Source records:

====================

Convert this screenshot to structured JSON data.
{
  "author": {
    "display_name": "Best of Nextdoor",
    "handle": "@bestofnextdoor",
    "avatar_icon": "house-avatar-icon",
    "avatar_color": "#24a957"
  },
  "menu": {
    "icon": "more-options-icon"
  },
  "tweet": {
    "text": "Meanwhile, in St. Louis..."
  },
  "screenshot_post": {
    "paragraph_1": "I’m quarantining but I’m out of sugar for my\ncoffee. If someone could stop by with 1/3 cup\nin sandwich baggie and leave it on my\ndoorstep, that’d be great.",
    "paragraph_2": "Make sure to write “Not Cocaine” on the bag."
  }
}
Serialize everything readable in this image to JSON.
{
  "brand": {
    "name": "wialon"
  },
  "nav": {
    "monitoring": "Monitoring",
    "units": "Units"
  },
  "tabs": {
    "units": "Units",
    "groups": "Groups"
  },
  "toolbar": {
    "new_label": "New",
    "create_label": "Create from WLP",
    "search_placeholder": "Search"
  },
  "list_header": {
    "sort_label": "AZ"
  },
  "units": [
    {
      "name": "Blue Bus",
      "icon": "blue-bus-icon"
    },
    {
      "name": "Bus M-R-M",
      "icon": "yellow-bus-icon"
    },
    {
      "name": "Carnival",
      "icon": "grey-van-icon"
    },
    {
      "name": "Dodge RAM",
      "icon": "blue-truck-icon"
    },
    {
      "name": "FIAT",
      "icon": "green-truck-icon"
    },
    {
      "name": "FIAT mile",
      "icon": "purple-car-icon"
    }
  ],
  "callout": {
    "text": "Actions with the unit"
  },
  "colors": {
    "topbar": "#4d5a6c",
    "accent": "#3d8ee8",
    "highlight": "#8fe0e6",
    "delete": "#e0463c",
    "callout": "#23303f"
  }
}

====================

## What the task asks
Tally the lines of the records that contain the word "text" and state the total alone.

## Exercise response
2